This is a container intended to run on RPI3 hosting the home-assistant project for home automation. This tries to be as close as possible to the official images and includes the RPI-GPIO as well as all modules found in the regular x86_64 image for home-assistant.
Unfortunately, Docker Hub is unable to automatically build ARM images, so this is not an automated build. See the build instructions below, as well as clone this repository from github
The instructions below are split into two sections, one to get Docker running on a Raspberry Pi, and the second to get this image running on the Raspberry Pi with Docker.
Docker on your Raspberry

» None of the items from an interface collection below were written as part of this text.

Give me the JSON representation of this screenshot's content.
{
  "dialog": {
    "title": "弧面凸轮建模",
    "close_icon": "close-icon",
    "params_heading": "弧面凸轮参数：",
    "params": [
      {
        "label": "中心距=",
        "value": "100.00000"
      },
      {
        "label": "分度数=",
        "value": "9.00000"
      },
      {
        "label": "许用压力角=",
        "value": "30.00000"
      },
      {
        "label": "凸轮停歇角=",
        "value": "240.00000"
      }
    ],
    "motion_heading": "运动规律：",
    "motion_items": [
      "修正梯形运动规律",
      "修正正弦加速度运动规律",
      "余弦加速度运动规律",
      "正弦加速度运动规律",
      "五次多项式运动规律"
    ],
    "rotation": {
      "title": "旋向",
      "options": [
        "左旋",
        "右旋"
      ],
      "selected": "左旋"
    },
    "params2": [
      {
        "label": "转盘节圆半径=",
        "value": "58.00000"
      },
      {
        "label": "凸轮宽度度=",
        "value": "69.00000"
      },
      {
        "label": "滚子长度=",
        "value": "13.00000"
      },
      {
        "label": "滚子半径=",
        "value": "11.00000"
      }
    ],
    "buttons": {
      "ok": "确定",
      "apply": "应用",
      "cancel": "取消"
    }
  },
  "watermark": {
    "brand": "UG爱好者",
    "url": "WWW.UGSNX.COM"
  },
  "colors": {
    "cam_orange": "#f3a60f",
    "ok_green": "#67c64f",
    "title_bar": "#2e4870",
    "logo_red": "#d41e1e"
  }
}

Docker is an amazing virutalization/containerization solution, which allows rapid development and deployment. You can use Docker to run other tools such as Node-Red along side home-assistant. This how-to is a compressed form of the full instructions from the Hypriot blog, which can be found here for Windows, OSX and Linux.
You will need
- an SD Card at least 4Gb, but 8Gb or larger is recommended
- A copy of Win32 Disk Imager, found here
- A copy of the latest Hypriot OS, which can be found here (download the latest one, like hypriotos-rpi-v1.4.0.img.zip)
- If you're a debian user, you can also download a .deb package from the download page
Download and extract the Hypriot OS image from the link above.
Start Win32 Disk Imager, and choose the .img file you extracted above as the source image. In the device, locate your SD Card. Ensure the SD Card is chosen as your target device. Getting this wrong may accidentally install Hypriot overtop of Windows!
That's it! Once the Win32 Disk imager is compete, you can safely remove the SD card from Windows and you're done. Insert it into your Raspberry Pi, connect the power and it should boot. You can login with the username pirate and password hypriot, either with a keyboard/monitor attached to the Raspberry Pi, or via the Putty SSH Client - (download here)
Running the Image
Type this in the command line
docker run -d -p 8123:8123 --name="home-assistant" mitchese/rpi3-docker-home-assistant:latest
which should give some output like this (where
6bd... is the container ID):
[rancher@rancher ~]$ docker run -d -p 8123:8123 --name="home-assistant" mitchese/rpi3-docker-home-assistant:latest 6db05eeee486aa56f4e5dbe81da6866692986d47eccdc94a2213b5fe8f364c29 [rancher@rancher ~]$
You should now (after ~30 seconds of waiting) be able to connect to http://<your_pi_ip>:8123/ and see the initial "Welcome Home" card.
Docker containers are not meant to have any permanent data inside the container itself. Any upgrades or changes in the container will lose your entire configuration, since a clean container is always created. You can resolve this by mounting the config directory outside of your container. Use the
-v option below to accomplish this. If you're planning on using any presence detection or HUE Bridge emulation, you will also need to replace
-p 8123:8123 with
--net=host as shown below
mkdir -p /var/docker-data/homeassistant docker run -d -v /var/docker-data/homeassistant:/config --net=host --name="home-assistant" mitchese/rpi3-docker-home-assistant:latest
This will mount
/var/docker-data/homeassistant on the parent machine (hypriot or raspbian) to the "/config" location inside the container. The parent machine folder can be any folder; however, it must be mounted under
/config in the container. This way, any new versions can mount this same directory and preserve the configuration and SQLite DB.
If anything goes wrong, you can use the following commands to help diagnose the issue. Please open an issue on Github if something isn't working as described. Note that the container ID can be shortened, so instead of typing
6db05eeee486aa56f4e5dbe81da6866692986d47eccdc94a2213b5fe8f364c29 you can type just
6bd (your container ID will be different)
docker logs <container ID>will show the output from Home Assistant
docker ps -awill show all containers and their current state (running, stopped)
docker imageswill show all container images
docker exec -ti <container ID> bashwill create an interactive bash shell inside the container
docker run -d -p 8123:8123 mitchese/rpi3-docker-home-assistant:0.46will run a specific version of Home-Assistant (0.46)
This image is configured to use /config as the configuration location. You probably want to mount this
Building the image yourself
This is not necessary, but if you're interested in building the image yourself then you'll need a raspberry pi with both Docker and git installed. Run the following command:
docker build -t mitchese/rpi3-docker-home-assistant:latest github.com/mitchese/rpi3-docker-home-assistant
To upgrade to newer releases:
- Download the updated Docker image:
docker pull mitchese/rpi3-docker-home-assistant:latest
- Stop the currently running image:
docker stop home-assistant
- Remove the stopped container
docker rm home-assistant
- Start the updated image
docker run -d --name="home-assistant" \ --volume /var/docker-data/homeassistant:/config \ --net=host mitchese/rpi3-docker-home-assistant:latest